feel today. you know ladies no still felt that. >> -- here's another question, how frequent was it for them to decide not to live in america. >> i don't know the percentage, i'm sure there was a small percent, but the majority of them were basically coming back home. >> again from maggie, this is going to what you just spoke about, about divorces. but i guess the new part of the question is, if there is any research into how these marriages impacted the children? >> well basically i talked about keeping the kids, there is a wonderful picture in the library congress, which is a war bride with her children coming off the ship.
and she seeing her husband, who had arrived for ahead of them. and the kids are ahead of her. so they were looking for that farther figure, so i wouldn't study that, i would think the impact i would study the impact, of what it feels like to see dad a new country. the interesting. >> definitely. >> so another question have you ever read some of the fictional novels about war brides and are the useful? >> oh yes, i'm sitting in my world war ii room right now, and i have a ton of fictional falls. let's and yes, there are wonderful stories, and what i usually like to do is i like to look at the stories, it includes an sources on there. and i love to get in the

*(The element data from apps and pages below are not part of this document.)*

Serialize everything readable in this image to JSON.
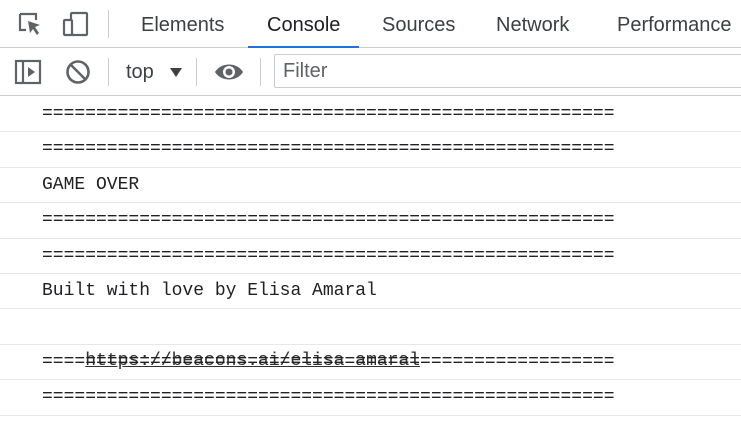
{
  "tabs": [
    {
      "label": "Elements",
      "active": false
    },
    {
      "label": "Console",
      "active": true
    },
    {
      "label": "Sources",
      "active": false
    },
    {
      "label": "Network",
      "active": false
    },
    {
      "label": "Performance",
      "active": false
    }
  ],
  "toolbar": {
    "context": "top",
    "filter_placeholder": "Filter",
    "filter_value": ""
  },
  "icons": {
    "inspect": "inspect-element-icon",
    "device": "device-toolbar-icon",
    "sidebar": "show-sidebar-icon",
    "clear": "clear-console-icon",
    "eye": "live-expression-icon"
  },
  "colors": {
    "accent": "#1a73e8",
    "border": "#cbcdd1",
    "icon": "#5f6368"
  },
  "messages": [
    {
      "text": "=====================================================",
      "link": false
    },
    {
      "text": "=====================================================",
      "link": false
    },
    {
      "text": "GAME OVER",
      "link": false
    },
    {
      "text": "=====================================================",
      "link": false
    },
    {
      "text": "=====================================================",
      "link": false
    },
    {
      "text": "Built with love by Elisa Amaral",
      "link": false
    },
    {
      "text": "https://beacons.ai/elisa_amaral",
      "link": true
    },
    {
      "text": "=====================================================",
      "link": false
    },
    {
      "text": "=====================================================",
      "link": false
    }
  ]
}
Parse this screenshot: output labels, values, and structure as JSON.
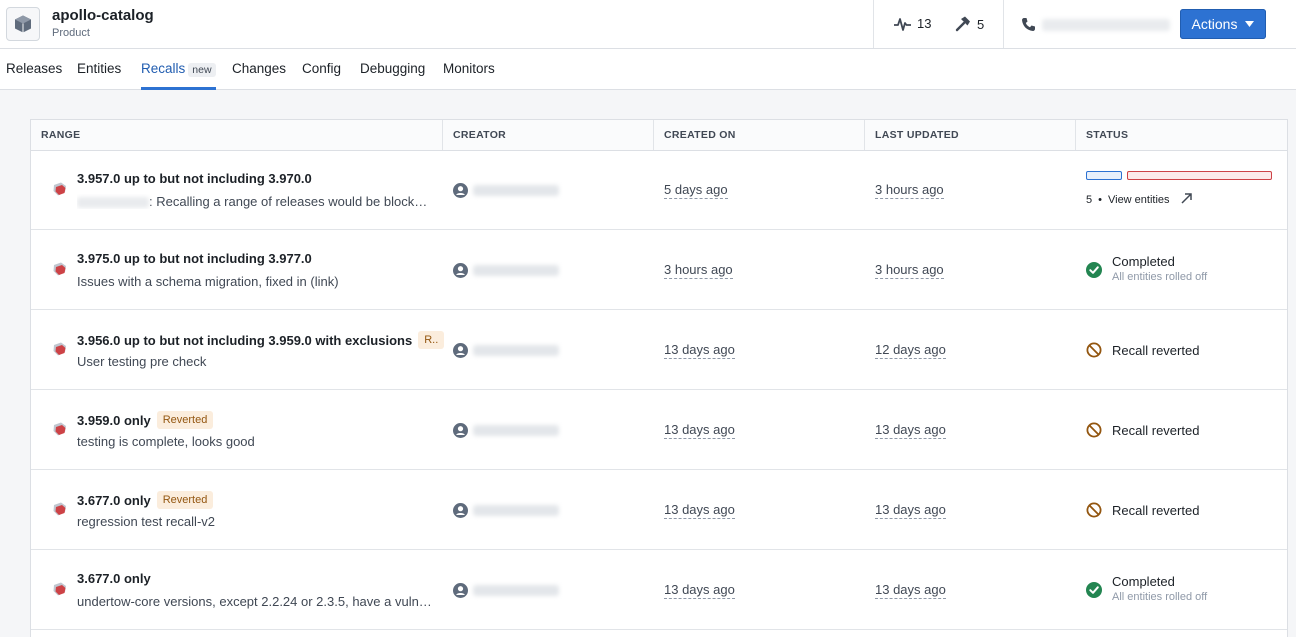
{
  "header": {
    "title": "apollo-catalog",
    "subtitle": "Product",
    "activity_count": "13",
    "build_count": "5",
    "actions_label": "Actions"
  },
  "tabs": [
    {
      "label": "Releases"
    },
    {
      "label": "Entities"
    },
    {
      "label": "Recalls",
      "tag": "new"
    },
    {
      "label": "Changes"
    },
    {
      "label": "Config"
    },
    {
      "label": "Debugging"
    },
    {
      "label": "Monitors"
    }
  ],
  "table": {
    "columns": [
      "RANGE",
      "CREATOR",
      "CREATED ON",
      "LAST UPDATED",
      "STATUS"
    ],
    "rows": [
      {
        "range": "3.957.0 up to but not including 3.970.0",
        "description": ": Recalling a range of releases would be blocke…",
        "created_on": "5 days ago",
        "last_updated": "3 hours ago",
        "status": {
          "type": "progress",
          "count": "5",
          "separator": "•",
          "link": "View entities",
          "progress_done_fraction": 0.2
        }
      },
      {
        "range": "3.975.0 up to but not including 3.977.0",
        "description": "Issues with a schema migration, fixed in (link)",
        "created_on": "3 hours ago",
        "last_updated": "3 hours ago",
        "status": {
          "type": "completed",
          "label": "Completed",
          "sub": "All entities rolled off"
        }
      },
      {
        "range": "3.956.0 up to but not including 3.959.0 with exclusions",
        "tag": "R..",
        "description": "User testing pre check",
        "created_on": "13 days ago",
        "last_updated": "12 days ago",
        "status": {
          "type": "reverted",
          "label": "Recall reverted"
        }
      },
      {
        "range": "3.959.0 only",
        "tag": "Reverted",
        "description": "testing is complete, looks good",
        "created_on": "13 days ago",
        "last_updated": "13 days ago",
        "status": {
          "type": "reverted",
          "label": "Recall reverted"
        }
      },
      {
        "range": "3.677.0 only",
        "tag": "Reverted",
        "description": "regression test recall-v2",
        "created_on": "13 days ago",
        "last_updated": "13 days ago",
        "status": {
          "type": "reverted",
          "label": "Recall reverted"
        }
      },
      {
        "range": "3.677.0 only",
        "description": "undertow-core versions, except 2.2.24 or 2.3.5, have a vuln…",
        "created_on": "13 days ago",
        "last_updated": "13 days ago",
        "status": {
          "type": "completed",
          "label": "Completed",
          "sub": "All entities rolled off"
        }
      }
    ]
  },
  "colors": {
    "accent": "#2d72d2",
    "completed": "#238551",
    "reverted": "#935610",
    "progress_done": "#2d72d2",
    "progress_pending": "#cd4246"
  }
}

mindset, were yours euro war bride, boardroom, how would you communicate this to your family. and i think fictional novels are great for that. basically to pull out certain stories. >> yes definitely that is awesome. >> so from debra, she says her great uncle bill, brought his french war bride, and christine, she was from paris, and moved to a rural farm in tennessee. and she end up going to france, and you have any advice for the research, and -- . >> that is such a great story, that ties in with a lot of research i found. they get here in there like, oh no what do i do? you know i'm not completely happy. but by the way to know how long
they were married this couple? and i would start my research, with you don't they had somebody war brides, what's the word i'm looking for, you know they kind of found they found similar people, that understood and that's a great research, but i guess you're looking for research and i guess what she's talking, about finding research about how people get together, so and find people like them, so war brides finding other war brides. they're a lot of stories there. and i mentioned some of that in the presentation. >> great okay and i'm getting to the end i see one more question. everybody can keep their questions coming in, we have time. and i know there was a you know you're welcome to raise your
hand and as a question yourself. for debra, she want to tell you she passed away in the 19 sixties this person she was looking for. >> oh that's too bad. >> so keep the questions coming in. so mary much fierce in, she says john f. kennedy's sister was a war bride who stayed in britain after the war, even though her husband was killed shortly after they got married. are there any other high-profile were brides that you're familiar with? >> i am familiar with that story, and the i don't know of any more high-profile war brides. i'd be interested in that. the >> next project. >> so are there any more questions? keep them coming in a few do? you can also raise your hand if you want. >>.